  12. Literary Exploration Challenge: 10/12. I'm stuck on horror and classics. I'm not sure I'll recognize horror -- how gross is something before it counts?

Friday, April 29, 2016

Power Picks!

My nephew and I are working our way through all the Power Ranger shows on netflix, and sneaking in an extra episode of Power Rangers: Wild Force on Thursday made me late for the library. A few days ago we finished the season of Power Rangers: Time Force so we were feeling rather pumped and wanted to get a good start on the new season. I liked Time Force because although they had to have a boy for the Red Ranger position (very essentialist, these Power Rangers) it was clear that the Pink Ranger was the boss. I still think the love interest plot was squicky, but my nephew assures me that it was romantic, and anyone, the heart loves as the heart loves. Even if it's the guy who looks just like your recently dead fiance and is actually his 1000-year ancestor.

Anyway, this meant I didn't have time to browse the shelves, but the hold shelf had a full load so perhaps it's just as well!

My loot from the hold shelf:
AuroraLemonade MouthTwin SpicaShades of Milk and Honey

Aurora, Kim Stanley Robinson. This is the May pick for the online book club/podcast Sword and Laser. Their theme was SPACE!

Lemonade Mouth, Mark Peter Hughes. I started this earlier but the library called it home. Trying again. Re-loot for the win!

Twin Spica 8, Kou Yaginuma.  Continuing my trip with these hopeful astronauts in training. I think there are 12, so I still have a ways to go.

Shades of Milk and Honey, Mary Robinette Kowal. My other online book club/ video show is reading this as their alt pick for April. I still haven't found the main pick; I may have to buy it.

I also knew they had the copy of my next elementary school book club pick, so I grabbed it from the shelves:

The One and Only Ivan

The One and Only Ivan, Katherine Applegate. I've listened to this on audio but this is the first time with pages for me. I remember crying over it, which was an issue as I was driving at the time. I had to pause the story for a few minutes to get a hold of myself, which aggravated the listening passengers. Safety First, people!

And I should probably mention the ebooks which have dropped into my tablet:

William Shakespeare's Star WarsThe City's Son

Verily: A New Hope, Ian Doescher.
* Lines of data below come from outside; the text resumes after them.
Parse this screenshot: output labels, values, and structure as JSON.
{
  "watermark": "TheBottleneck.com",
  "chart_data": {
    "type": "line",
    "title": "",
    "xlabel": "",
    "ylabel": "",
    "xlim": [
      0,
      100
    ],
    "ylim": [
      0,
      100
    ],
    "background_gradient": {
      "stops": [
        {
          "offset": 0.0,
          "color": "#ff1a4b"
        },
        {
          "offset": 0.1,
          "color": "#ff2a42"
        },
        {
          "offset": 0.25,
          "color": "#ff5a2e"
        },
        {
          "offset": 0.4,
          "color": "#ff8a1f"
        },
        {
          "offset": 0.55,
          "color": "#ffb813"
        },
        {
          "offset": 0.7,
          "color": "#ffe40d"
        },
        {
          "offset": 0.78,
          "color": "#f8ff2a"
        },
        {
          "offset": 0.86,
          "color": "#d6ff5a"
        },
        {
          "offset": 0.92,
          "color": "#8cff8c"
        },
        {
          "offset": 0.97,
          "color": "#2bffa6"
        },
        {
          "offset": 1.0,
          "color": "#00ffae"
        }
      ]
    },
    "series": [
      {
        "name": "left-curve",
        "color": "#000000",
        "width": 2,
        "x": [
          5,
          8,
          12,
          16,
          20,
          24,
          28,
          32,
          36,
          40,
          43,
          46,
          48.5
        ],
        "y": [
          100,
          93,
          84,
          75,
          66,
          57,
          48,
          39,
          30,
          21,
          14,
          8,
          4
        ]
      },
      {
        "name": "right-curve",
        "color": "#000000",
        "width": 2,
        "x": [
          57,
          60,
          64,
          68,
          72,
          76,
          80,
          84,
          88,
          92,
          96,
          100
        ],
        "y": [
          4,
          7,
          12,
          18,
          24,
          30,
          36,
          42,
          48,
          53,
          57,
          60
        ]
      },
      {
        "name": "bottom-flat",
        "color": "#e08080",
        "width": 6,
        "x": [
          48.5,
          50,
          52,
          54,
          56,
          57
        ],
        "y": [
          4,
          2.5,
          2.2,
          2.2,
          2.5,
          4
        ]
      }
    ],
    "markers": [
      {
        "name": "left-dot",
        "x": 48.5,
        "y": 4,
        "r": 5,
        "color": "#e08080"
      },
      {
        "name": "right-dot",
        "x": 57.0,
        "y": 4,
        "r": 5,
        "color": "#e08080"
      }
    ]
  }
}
The Star Wars/Shakespeare mash-up that my Tuesday night book/movie club is reading next Tuesday. Because it's Shakespeare week or death day or birthday or something, right? I've read it before, and I think my kid owns a copy, but I'm not sure where he put it.
I've currently got things out from the library.  I'd like to keep that number under thirty; it includes the stockpiled Cybils and Library Quest books, as well as a handful for the rest of the family. Also, I haven't really mastered returning e-books early, especially ones I read on my tablet in Kindle format. So I can ignore one or two of those numbers.

City's Son, Tom Pollock. The book we'll read after the Doescher. I know nothing about it.
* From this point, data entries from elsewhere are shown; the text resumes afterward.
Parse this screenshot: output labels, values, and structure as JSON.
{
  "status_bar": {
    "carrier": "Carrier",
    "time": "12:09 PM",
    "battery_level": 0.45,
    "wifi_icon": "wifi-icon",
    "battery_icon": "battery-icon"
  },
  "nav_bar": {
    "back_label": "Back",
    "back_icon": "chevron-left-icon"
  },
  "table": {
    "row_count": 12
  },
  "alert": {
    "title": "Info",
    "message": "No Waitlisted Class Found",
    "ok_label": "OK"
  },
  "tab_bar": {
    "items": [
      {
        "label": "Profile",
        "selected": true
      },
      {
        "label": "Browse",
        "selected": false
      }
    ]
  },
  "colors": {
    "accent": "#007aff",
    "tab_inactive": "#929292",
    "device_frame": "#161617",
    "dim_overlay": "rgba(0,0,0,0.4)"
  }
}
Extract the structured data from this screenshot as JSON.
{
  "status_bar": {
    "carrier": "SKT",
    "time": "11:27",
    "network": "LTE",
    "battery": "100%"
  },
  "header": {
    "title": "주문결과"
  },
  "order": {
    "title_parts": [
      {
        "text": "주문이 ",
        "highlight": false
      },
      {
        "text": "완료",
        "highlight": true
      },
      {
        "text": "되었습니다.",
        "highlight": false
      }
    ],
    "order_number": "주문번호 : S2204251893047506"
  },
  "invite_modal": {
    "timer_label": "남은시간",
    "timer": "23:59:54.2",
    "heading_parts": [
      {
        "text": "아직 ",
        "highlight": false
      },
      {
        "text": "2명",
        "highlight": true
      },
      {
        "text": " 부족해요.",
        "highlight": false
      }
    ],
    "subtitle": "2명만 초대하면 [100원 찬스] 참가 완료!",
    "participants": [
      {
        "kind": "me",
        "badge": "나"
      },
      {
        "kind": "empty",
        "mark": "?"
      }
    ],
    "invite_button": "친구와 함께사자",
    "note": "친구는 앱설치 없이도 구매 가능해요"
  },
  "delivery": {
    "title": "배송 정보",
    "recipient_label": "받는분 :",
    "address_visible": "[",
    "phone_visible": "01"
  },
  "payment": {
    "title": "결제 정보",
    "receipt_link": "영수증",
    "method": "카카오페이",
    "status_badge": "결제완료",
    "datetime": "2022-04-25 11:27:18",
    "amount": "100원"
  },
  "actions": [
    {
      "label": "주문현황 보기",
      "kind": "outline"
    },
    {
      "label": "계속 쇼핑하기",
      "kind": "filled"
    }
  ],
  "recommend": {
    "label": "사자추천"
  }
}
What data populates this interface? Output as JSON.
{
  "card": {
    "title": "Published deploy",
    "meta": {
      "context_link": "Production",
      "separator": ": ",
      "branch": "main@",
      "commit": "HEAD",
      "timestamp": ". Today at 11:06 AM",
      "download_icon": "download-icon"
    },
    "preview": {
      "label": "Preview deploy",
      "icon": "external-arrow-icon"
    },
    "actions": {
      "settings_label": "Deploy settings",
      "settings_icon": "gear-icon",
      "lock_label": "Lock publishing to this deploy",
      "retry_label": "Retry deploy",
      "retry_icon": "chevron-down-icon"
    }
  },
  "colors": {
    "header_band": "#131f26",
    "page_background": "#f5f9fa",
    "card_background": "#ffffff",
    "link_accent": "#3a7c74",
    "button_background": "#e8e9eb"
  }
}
That's a total of 29 things out, which isn't too bad. I'll go look at the Library Loot which is at Silly Little Mischief this week to see what everyone else is getting.  Library Loot is a weekly event co-hosted by Claire from The Captive Reader and Linda from Silly Little Mischief that encourages bloggers to share the books they’ve checked out from the library. If you’d like to participate, just write up your post - feel free to steal the button (that pile of books up at the top) - and link it using the Mr. Linky any time during the week. 
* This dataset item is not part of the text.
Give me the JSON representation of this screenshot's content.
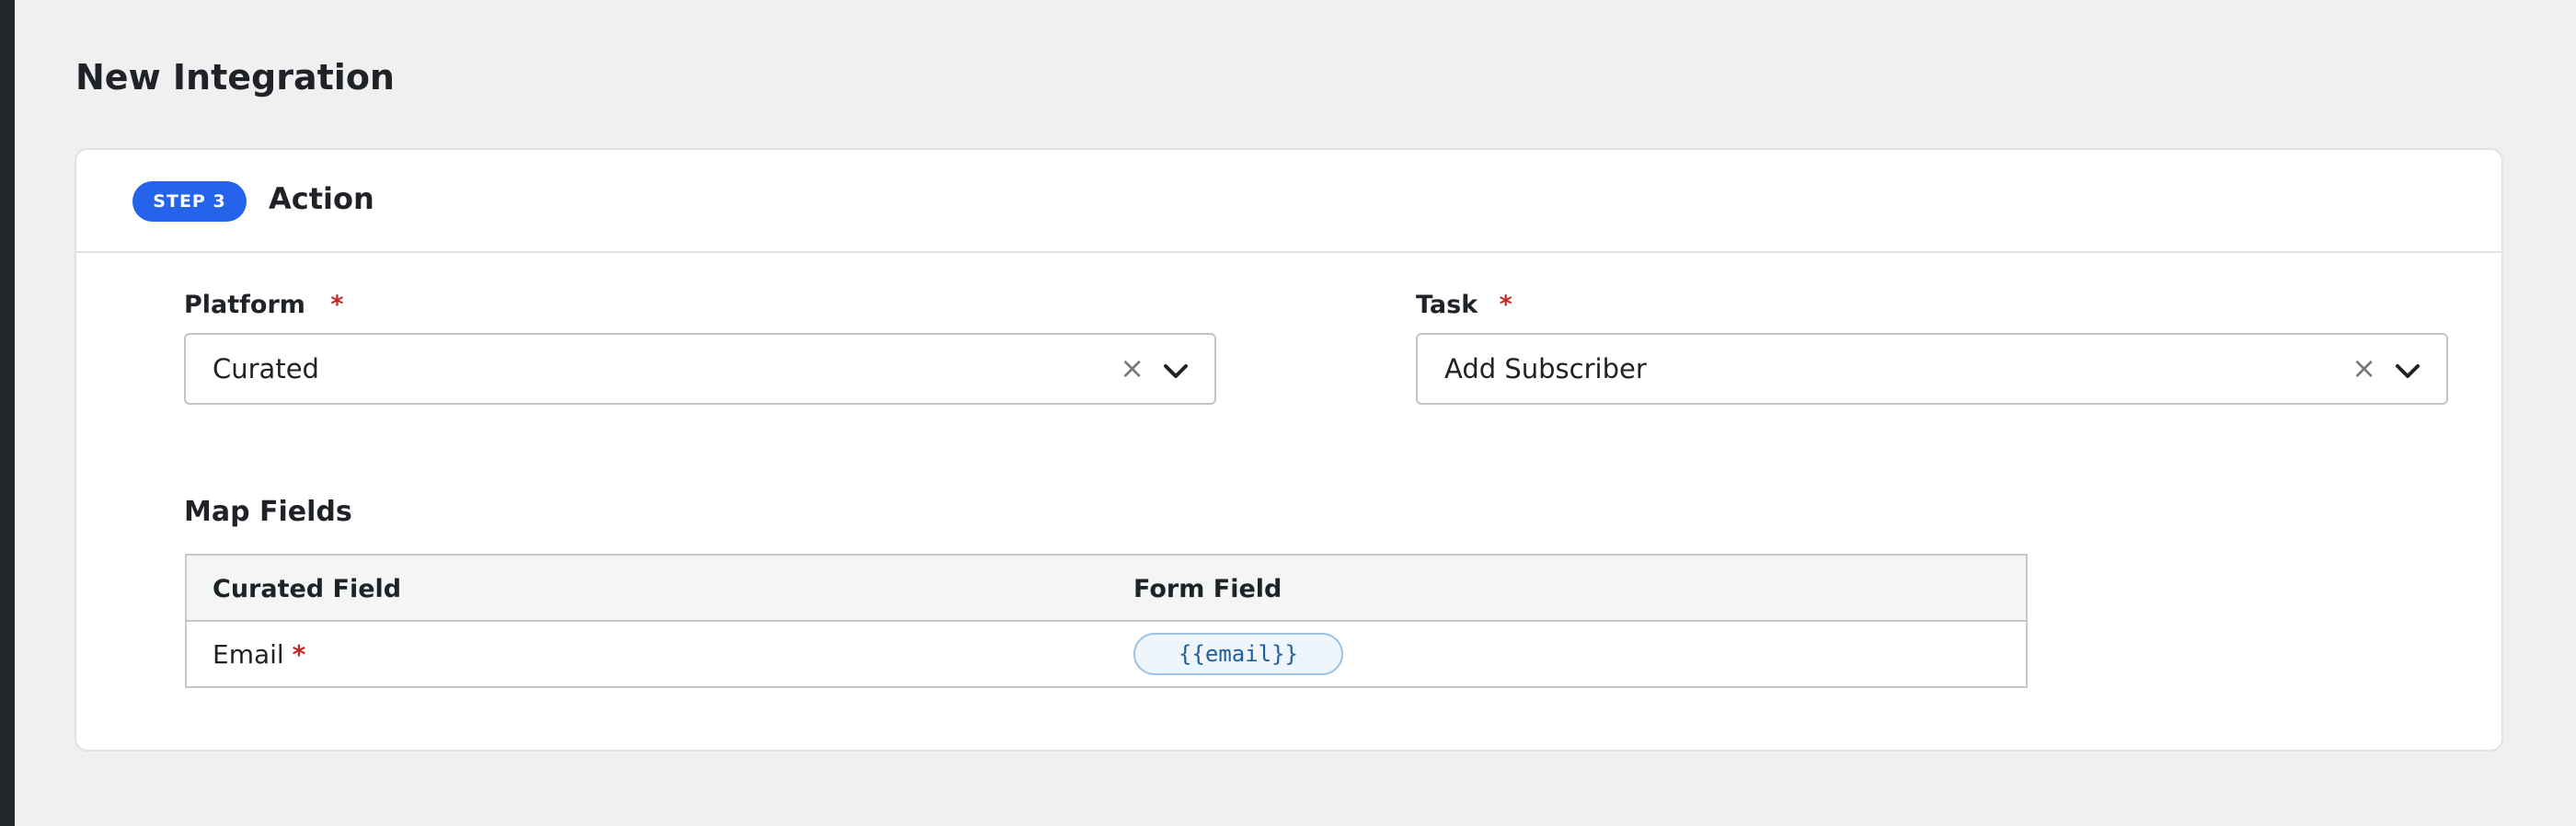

Library Questing

Here I document any progress I make in my Quest to read a book from every shelf in my local library.

Unnatural Causes by P.D. James is the current audio. It's only 8 discs and I'm on #4. This is a terrible vacation for Dagliesh -- the worst of police work and no authority to make it fun.

I'm still reading Sisterland by Curtis Sittenfeld, but I'm not really enjoying it and don't really care what happens to the characters. So after pushing ahead a few pages I let myself skip onto Anne Tyler's A Spool of Blue Thread which I'm enjoying more. Or I was until the icky part with the guy finding out that his high school girl friend (already scandalously young) is actually just starting middle school. Oops.